Dolomite-late sparry calcite relationships include: (1) concomitant replacement by calcite of zones within saddle dolomite, massive replacive dolomite or disseminated dolomite, (2) corroded saddle dolomite crystal faces, overlain by calcite, and (3) unaltered saddle dolomite terminations abutting sparry calcite. Dedolomitization of saddle dolomite, in the first relationship above, varies between partial replacement of less stable ferroan zones to nearly complete replacement of the entire crystal. The replacement calcite acquires the same sweeping extinction as the saddle dolomite. The ^dgr18O values of the fracture-related massive replacive dolomite, saddle dolomite, and sparry calcite vary between -8.0 and -10.4 per mil (PDB) and the ^dgr13C values vary between .5 and -0.2 per mil for dolomite and -0.8 and -2.9 per mil for sparry calcite. The similarity in isotopic signature for fracture-related dolomite and late calcite indicate dolomitization and dedolomitization occurred under comparable burial conditions. The common association of dolomite and calcite with late stage anhydrite suggests that fluctuations in the calcium sulfate saturation state of the brines may be responsible for the replacement of dolomite by calcite.

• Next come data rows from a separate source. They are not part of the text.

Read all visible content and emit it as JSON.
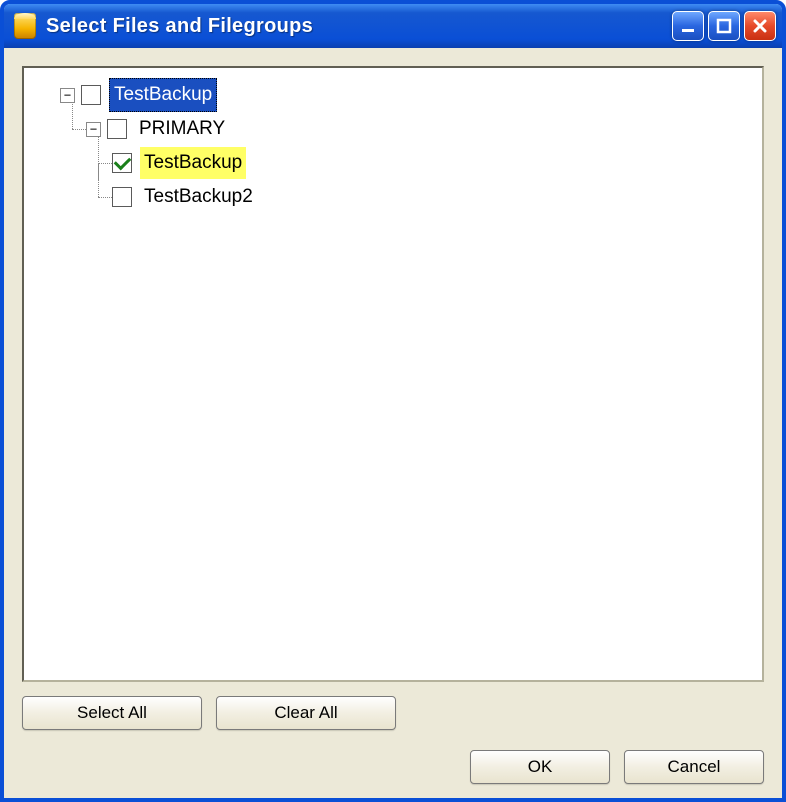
{
  "window": {
    "title": "Select Files and Filegroups"
  },
  "tree": {
    "root": {
      "label": "TestBackup",
      "expanded": true,
      "checked": false,
      "selected": true,
      "highlighted": false,
      "children": [
        {
          "label": "PRIMARY",
          "expanded": true,
          "checked": false,
          "selected": false,
          "highlighted": false,
          "children": [
            {
              "label": "TestBackup",
              "checked": true,
              "selected": false,
              "highlighted": true
            },
            {
              "label": "TestBackup2",
              "checked": false,
              "selected": false,
              "highlighted": false
            }
          ]
        }
      ]
    }
  },
  "buttons": {
    "select_all": "Select All",
    "clear_all": "Clear All",
    "ok": "OK",
    "cancel": "Cancel"
  },
  "expander_glyph": {
    "expanded": "−",
    "collapsed": "+"
  }
}
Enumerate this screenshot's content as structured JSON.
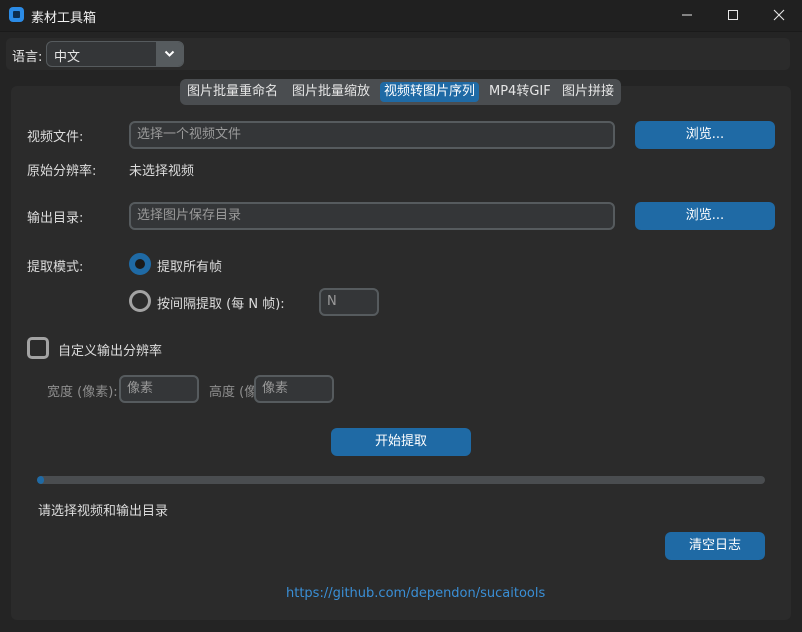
{
  "window": {
    "title": "素材工具箱"
  },
  "language": {
    "label": "语言:",
    "selected": "中文"
  },
  "tabs": [
    {
      "label": "图片批量重命名",
      "active": false
    },
    {
      "label": "图片批量缩放",
      "active": false
    },
    {
      "label": "视频转图片序列",
      "active": true
    },
    {
      "label": "MP4转GIF",
      "active": false
    },
    {
      "label": "图片拼接",
      "active": false
    }
  ],
  "form": {
    "video_label": "视频文件:",
    "video_placeholder": "选择一个视频文件",
    "browse_label": "浏览...",
    "resolution_label": "原始分辨率:",
    "resolution_value": "未选择视频",
    "output_label": "输出目录:",
    "output_placeholder": "选择图片保存目录",
    "mode_label": "提取模式:",
    "mode_all": "提取所有帧",
    "mode_interval": "按间隔提取 (每 N 帧):",
    "interval_placeholder": "N",
    "custom_res_label": "自定义输出分辨率",
    "width_label": "宽度 (像素):",
    "width_placeholder": "像素",
    "height_label": "高度 (像",
    "height_placeholder": "像素",
    "start_label": "开始提取"
  },
  "progress": {
    "value": 0.01
  },
  "status": {
    "text": "请选择视频和输出目录"
  },
  "log": {
    "clear_label": "清空日志"
  },
  "footer": {
    "link": "https://github.com/dependon/sucaitools"
  },
  "colors": {
    "accent": "#1f6aa5",
    "background": "#242424",
    "panel": "#2b2b2b",
    "link": "#3a8fd6"
  }
}
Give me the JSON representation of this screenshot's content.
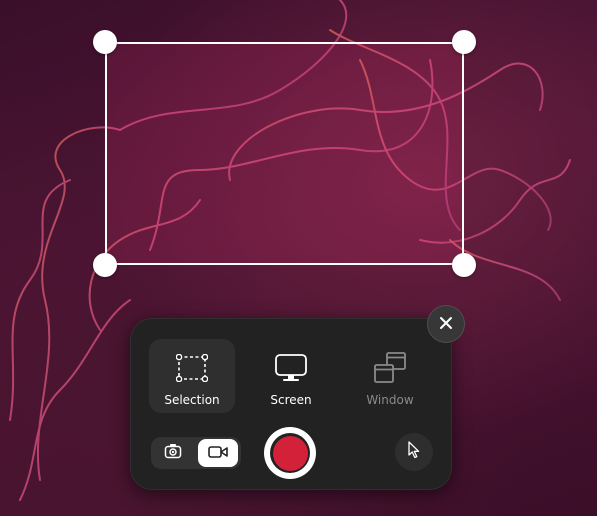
{
  "wallpaper": {
    "description_colors": {
      "base": "#3d0f2b",
      "accent": "#e0507f"
    }
  },
  "selection_overlay": {
    "border_color": "#ffffff"
  },
  "panel": {
    "modes": [
      {
        "label": "Selection",
        "icon": "selection-icon",
        "active": true
      },
      {
        "label": "Screen",
        "icon": "monitor-icon",
        "active": false
      },
      {
        "label": "Window",
        "icon": "window-icon",
        "active": false
      }
    ],
    "capture_type": {
      "options": [
        {
          "icon": "camera-icon",
          "selected": false
        },
        {
          "icon": "video-camera-icon",
          "selected": true
        }
      ]
    },
    "record_button": {
      "color": "#d4213a"
    },
    "pointer_toggle": {
      "icon": "mouse-pointer-icon"
    },
    "close_button": {
      "icon": "close-icon"
    }
  }
}
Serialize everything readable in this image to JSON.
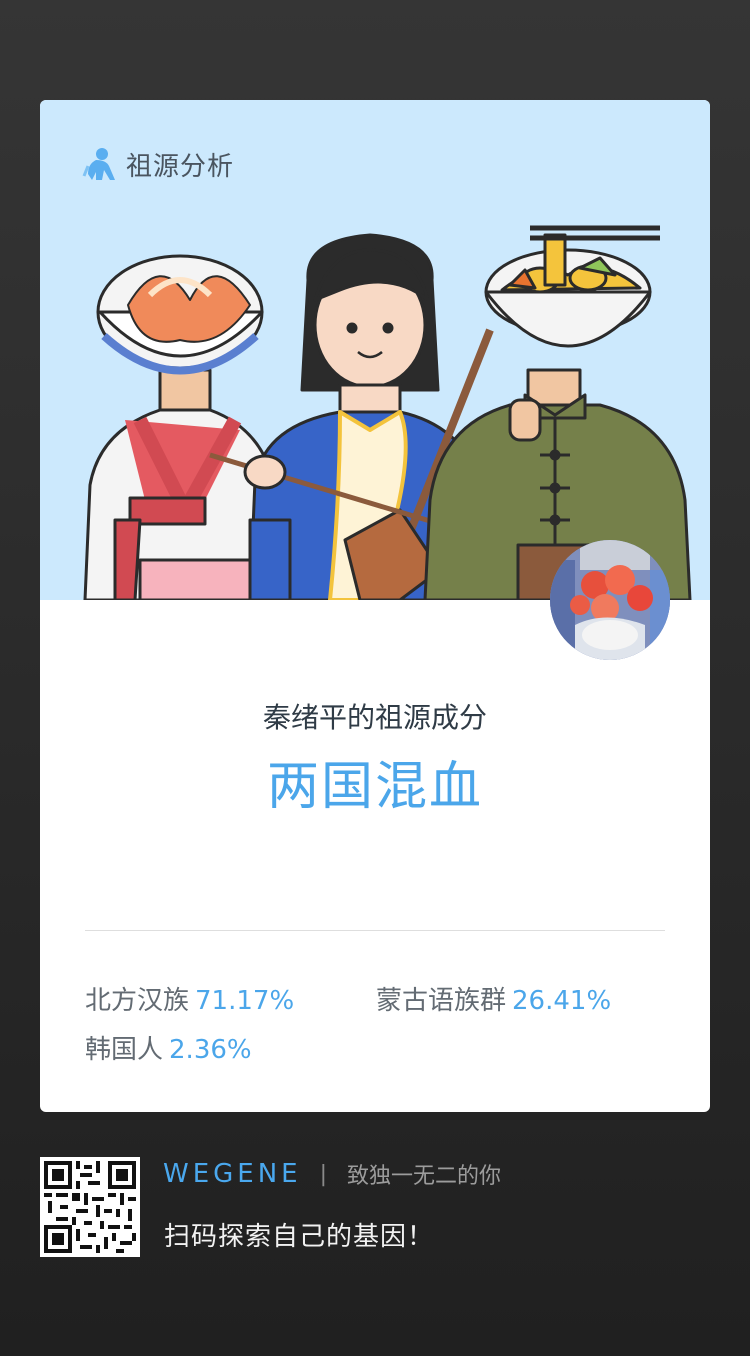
{
  "header": {
    "label": "祖源分析",
    "icon": "monkey-icon"
  },
  "result": {
    "subtitle": "秦绪平的祖源成分",
    "headline": "两国混血"
  },
  "ancestry": [
    {
      "name": "北方汉族",
      "percent": "71.17%"
    },
    {
      "name": "蒙古语族群",
      "percent": "26.41%"
    },
    {
      "name": "韩国人",
      "percent": "2.36%"
    }
  ],
  "footer": {
    "brand": "WEGENE",
    "separator": "|",
    "slogan": "致独一无二的你",
    "cta": "扫码探索自己的基因！"
  },
  "colors": {
    "accent": "#4ba6ea",
    "hero_bg": "#cce9fd",
    "page_bg": "#2b2b2b"
  }
}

AAPG Search and Discovery Article #90998 AAPG Eastern Section Meeting, London, Ontario, Canada, September 10-12, 1990